My father always encouraged me in my endeavours. He was one of my biggest fans of my comic routines and films and would always give me words of encouragement when I wasn't happy with the way things were going with my life, which was often. When I was a teenager he often drove me out of state to battle re-enactment events that I participated in when I was a Revolutionary War battle re-enactor. He helped me with my films considerably too. He cheerfully acted in several films of mine and helped me shoot some scenes and drive me to locations. He had a good sense of humor too, though I'd sometimes push his good naturedness with my antics!

My father was always a law and order sort and I take after him on this. In fact, I find that a lot of my beliefs and outlooks on life and society are much like my fathers. He could be very generous with people. When he found a musician that he thought showed promise and was talented he did everything that he could to help them. I'd often hear him on the telephone telling others about this great jazz pianist he came across or someone else and he'd try to get the person's name out there or suggest that a band leader give them a try or a fesitival to book this great band. He wasn't looking for anything in return either. That was just the way he was. He'd get excited by people he met who were like minded on things or were great musicians or just really nice people. He appreciated the kindness of others and the friends he made over the years.
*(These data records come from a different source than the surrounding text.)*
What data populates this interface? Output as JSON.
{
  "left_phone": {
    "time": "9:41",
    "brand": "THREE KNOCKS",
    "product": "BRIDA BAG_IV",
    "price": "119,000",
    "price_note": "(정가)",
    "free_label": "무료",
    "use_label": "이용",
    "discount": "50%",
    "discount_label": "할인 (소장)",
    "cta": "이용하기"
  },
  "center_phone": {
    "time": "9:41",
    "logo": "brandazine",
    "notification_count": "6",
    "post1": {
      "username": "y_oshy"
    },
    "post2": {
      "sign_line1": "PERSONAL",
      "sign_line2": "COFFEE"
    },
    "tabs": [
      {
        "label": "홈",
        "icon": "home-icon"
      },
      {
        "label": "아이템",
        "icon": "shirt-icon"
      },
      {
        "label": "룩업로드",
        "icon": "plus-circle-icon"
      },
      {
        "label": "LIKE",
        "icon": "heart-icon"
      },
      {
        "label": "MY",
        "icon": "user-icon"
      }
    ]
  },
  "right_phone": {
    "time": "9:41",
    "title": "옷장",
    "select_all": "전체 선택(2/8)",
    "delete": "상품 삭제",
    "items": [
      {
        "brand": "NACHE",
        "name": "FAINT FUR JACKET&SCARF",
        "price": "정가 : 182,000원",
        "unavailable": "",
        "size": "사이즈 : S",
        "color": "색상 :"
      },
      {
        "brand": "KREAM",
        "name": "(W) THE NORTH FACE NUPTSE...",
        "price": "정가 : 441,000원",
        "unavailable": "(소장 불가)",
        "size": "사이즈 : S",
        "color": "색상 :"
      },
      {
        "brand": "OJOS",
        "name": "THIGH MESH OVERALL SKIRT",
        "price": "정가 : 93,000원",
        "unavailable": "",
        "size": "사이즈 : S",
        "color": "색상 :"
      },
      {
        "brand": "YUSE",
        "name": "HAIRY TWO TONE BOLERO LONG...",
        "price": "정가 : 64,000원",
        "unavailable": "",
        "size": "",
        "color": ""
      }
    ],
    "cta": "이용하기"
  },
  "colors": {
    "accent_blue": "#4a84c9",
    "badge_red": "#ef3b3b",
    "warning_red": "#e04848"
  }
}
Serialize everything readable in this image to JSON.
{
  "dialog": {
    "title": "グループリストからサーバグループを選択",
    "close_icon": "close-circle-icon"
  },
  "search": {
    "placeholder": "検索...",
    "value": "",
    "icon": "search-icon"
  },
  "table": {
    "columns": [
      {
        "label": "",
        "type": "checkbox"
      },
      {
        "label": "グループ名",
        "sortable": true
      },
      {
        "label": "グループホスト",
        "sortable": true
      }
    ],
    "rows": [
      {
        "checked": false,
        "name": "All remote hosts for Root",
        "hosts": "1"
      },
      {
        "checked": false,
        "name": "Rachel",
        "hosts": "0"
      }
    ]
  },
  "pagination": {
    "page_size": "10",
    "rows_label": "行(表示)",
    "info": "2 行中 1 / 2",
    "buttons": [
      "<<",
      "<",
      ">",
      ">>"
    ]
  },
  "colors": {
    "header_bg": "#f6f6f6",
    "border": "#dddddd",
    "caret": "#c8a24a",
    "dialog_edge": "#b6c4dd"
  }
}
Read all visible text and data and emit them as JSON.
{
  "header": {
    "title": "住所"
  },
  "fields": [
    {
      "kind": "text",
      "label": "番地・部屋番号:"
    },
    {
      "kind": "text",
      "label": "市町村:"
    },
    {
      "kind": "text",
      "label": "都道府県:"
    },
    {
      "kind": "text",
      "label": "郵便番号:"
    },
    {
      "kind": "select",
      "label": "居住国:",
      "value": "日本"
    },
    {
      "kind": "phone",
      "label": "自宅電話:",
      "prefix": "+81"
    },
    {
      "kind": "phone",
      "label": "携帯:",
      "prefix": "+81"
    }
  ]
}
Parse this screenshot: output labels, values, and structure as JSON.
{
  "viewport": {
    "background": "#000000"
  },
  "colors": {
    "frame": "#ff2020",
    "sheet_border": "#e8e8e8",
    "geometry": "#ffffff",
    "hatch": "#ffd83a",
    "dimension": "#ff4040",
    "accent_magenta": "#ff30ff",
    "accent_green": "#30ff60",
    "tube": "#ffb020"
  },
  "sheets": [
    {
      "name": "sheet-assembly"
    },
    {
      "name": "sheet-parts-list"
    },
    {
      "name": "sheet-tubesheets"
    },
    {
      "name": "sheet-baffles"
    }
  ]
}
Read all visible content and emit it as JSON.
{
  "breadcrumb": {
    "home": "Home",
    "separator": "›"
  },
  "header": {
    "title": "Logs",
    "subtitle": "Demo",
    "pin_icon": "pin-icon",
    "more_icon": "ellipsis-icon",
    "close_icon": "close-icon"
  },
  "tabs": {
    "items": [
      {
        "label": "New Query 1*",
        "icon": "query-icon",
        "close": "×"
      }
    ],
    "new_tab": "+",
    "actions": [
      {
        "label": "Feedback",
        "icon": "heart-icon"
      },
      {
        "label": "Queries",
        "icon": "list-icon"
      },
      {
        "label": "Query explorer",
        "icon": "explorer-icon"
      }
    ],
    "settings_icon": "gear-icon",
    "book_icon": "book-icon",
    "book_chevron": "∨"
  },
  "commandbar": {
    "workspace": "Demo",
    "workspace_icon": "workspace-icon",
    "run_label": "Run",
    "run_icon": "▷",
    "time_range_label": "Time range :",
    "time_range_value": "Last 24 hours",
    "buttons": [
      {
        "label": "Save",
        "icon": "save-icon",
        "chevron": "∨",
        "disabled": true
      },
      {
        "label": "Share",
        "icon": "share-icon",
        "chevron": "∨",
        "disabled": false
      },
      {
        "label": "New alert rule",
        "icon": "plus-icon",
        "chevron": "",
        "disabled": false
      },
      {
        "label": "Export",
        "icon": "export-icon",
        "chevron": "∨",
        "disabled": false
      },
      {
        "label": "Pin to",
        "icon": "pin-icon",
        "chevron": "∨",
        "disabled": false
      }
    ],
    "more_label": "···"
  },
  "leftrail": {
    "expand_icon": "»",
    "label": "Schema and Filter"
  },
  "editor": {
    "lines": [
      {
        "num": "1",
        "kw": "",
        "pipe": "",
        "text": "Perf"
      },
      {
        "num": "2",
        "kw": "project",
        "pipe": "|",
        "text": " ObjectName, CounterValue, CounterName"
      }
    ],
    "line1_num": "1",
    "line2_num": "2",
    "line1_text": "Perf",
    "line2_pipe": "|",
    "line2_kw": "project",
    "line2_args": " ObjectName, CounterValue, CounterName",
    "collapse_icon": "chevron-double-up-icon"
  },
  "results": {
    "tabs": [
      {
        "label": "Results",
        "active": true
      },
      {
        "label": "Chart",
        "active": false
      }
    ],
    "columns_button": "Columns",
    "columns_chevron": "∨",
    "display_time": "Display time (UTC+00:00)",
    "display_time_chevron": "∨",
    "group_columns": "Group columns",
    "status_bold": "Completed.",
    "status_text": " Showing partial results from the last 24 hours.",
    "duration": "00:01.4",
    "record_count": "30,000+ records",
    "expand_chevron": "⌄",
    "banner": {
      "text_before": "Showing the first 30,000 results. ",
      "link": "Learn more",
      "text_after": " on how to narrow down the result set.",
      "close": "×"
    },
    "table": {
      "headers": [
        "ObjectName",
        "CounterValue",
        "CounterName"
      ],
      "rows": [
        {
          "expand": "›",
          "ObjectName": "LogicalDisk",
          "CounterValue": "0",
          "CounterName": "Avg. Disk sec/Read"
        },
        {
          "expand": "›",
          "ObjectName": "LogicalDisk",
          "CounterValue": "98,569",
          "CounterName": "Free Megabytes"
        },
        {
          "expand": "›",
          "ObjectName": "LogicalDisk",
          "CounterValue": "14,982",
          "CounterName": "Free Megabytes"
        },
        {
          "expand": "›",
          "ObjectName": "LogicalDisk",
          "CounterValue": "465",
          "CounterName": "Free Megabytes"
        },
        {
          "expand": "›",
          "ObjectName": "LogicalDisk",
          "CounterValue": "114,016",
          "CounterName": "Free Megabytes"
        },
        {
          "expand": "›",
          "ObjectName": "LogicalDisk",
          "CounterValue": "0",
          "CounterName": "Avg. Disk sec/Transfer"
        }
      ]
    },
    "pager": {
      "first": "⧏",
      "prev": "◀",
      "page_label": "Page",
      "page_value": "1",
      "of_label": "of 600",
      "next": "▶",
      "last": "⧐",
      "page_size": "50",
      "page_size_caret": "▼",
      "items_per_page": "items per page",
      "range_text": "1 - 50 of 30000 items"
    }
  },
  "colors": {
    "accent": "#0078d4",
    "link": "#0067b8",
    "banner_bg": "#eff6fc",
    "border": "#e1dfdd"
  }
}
Dad was a good person. He could be gruff or impatient sometimes and could get hurt when criticized or whatever, but he was a very good hearted person. He had strong feelings about politics and society but he tried not to let someone's opposite views effect his friendships.

I miss him so much. I miss his silly sense of humor and our talks about family history and politics. I miss his excitement when we talked about jazz or history. In his last day of life he joked with one of the male nurses who's head was shaved. "Did anyone tell you you look like Kojak?" I hope that I can be that cheerful to make jokes before I die.

Monday, January 4, 2010

The American Legion - Resolution

On January 4, 2010 Westwood Post 320 of The American Legion presented a framed Resolution to George's widow Janet C. Borgman in honor of George.

The Resolution stated thus:

"Whereas, It has pleased Almighty God, The Great Commander, to summon to the immortal legions our beloved comrade, George Borgman, and Whereas, We humbly bow to the will of Divine Providence, while ever cherishing in our hearts the memory of distinguished service to our country and outstanding contributions to American Legion comradship; now, therefore, be it Resolved, That Westwood Post No. 320, The American Legion does mourn the passing of our comrade, George Borgman, that we commend to all the works, and to God the spirit; and be it further Resolved, That in token of our common grief, a copy of this resolution transferring George Borgman to Post Everlasting, The American Legion, be presented to the next of kin."

Dick Paster (pictured above), after a nice meal, gave Janet the framed Resolution.